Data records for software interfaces
--- --- ---

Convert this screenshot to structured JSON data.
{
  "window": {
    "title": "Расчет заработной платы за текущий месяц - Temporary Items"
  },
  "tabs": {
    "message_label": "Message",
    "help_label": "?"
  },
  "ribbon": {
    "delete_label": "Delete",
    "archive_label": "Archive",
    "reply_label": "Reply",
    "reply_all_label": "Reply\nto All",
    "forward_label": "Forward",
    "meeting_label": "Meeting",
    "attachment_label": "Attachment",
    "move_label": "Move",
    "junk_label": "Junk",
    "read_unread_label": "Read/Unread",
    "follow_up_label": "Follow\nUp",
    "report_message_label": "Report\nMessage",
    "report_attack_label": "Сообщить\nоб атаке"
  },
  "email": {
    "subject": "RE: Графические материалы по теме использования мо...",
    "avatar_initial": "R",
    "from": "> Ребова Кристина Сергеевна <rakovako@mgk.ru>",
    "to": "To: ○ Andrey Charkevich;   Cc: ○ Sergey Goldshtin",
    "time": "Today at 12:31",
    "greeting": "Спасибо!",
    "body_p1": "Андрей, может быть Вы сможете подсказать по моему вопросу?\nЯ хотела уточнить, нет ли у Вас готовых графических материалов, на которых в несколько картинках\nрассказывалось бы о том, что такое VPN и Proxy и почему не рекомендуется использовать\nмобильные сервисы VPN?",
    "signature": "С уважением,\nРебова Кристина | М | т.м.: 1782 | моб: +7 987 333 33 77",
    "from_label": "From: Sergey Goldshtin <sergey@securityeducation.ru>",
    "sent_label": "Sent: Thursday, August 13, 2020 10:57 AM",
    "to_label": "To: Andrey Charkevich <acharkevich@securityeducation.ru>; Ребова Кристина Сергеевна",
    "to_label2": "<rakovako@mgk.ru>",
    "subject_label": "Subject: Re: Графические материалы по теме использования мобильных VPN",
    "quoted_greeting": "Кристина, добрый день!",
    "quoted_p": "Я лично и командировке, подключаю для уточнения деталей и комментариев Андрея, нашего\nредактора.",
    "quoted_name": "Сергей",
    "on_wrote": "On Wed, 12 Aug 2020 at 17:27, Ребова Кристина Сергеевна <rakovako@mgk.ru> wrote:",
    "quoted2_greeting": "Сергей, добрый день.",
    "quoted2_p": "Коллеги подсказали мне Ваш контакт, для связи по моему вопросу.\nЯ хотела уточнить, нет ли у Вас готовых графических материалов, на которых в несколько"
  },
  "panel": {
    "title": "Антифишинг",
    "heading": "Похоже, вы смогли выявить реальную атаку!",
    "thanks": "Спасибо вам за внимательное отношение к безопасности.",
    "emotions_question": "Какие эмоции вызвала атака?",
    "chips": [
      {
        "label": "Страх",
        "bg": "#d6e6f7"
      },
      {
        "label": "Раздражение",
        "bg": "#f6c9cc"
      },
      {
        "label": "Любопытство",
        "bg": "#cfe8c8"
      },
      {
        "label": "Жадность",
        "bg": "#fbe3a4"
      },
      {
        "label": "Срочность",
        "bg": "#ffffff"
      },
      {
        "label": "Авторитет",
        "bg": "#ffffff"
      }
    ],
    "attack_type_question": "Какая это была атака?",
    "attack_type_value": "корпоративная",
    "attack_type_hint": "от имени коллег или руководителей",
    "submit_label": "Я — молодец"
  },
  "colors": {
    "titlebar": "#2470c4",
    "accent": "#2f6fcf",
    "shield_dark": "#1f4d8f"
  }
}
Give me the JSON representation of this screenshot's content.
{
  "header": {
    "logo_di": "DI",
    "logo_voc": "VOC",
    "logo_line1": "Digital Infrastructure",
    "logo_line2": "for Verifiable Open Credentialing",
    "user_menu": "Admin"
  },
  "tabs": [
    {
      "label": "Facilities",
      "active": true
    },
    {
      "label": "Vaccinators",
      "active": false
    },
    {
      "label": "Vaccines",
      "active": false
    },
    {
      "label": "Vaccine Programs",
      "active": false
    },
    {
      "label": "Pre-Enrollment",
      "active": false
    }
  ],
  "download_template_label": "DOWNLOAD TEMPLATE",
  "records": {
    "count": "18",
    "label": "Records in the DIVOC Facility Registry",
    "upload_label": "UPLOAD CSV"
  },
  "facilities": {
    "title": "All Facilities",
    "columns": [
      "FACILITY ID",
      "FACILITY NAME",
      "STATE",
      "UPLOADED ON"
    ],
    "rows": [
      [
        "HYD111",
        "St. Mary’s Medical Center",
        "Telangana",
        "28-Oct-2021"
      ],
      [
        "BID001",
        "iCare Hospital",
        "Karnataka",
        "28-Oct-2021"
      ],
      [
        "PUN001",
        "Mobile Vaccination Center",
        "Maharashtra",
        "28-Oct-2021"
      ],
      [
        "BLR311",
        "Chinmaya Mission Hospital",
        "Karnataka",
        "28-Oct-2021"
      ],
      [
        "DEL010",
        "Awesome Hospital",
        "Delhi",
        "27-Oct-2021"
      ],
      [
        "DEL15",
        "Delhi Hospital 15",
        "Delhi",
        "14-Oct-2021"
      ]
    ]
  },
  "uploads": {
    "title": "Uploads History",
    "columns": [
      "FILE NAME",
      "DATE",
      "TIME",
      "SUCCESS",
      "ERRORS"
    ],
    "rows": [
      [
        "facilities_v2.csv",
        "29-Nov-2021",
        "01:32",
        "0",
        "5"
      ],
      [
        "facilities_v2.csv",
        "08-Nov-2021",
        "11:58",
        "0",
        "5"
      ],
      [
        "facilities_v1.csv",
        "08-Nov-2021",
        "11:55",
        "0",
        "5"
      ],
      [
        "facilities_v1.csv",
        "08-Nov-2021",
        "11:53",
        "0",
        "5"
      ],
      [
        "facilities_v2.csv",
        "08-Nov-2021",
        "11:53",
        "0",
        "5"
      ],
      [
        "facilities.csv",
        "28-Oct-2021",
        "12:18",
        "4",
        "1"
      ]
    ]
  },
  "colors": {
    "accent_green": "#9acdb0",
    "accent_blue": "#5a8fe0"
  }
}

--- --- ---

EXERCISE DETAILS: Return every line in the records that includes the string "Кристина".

RESULT OF THE TASK:
    "from": "> Ребова Кристина Сергеевна <rakovako@mgk.ru>",
    "signature": "С уважением,\nРебова Кристина | М | т.м.: 1782 | моб: +7 987 333 33 77",
    "to_label": "To: Andrey Charkevich <acharkevich@securityeducation.ru>; Ребова Кристина Сергеевна",
    "quoted_greeting": "Кристина, добрый день!",
    "on_wrote": "On Wed, 12 Aug 2020 at 17:27, Ребова Кристина Сергеевна <rakovako@mgk.ru> wrote:",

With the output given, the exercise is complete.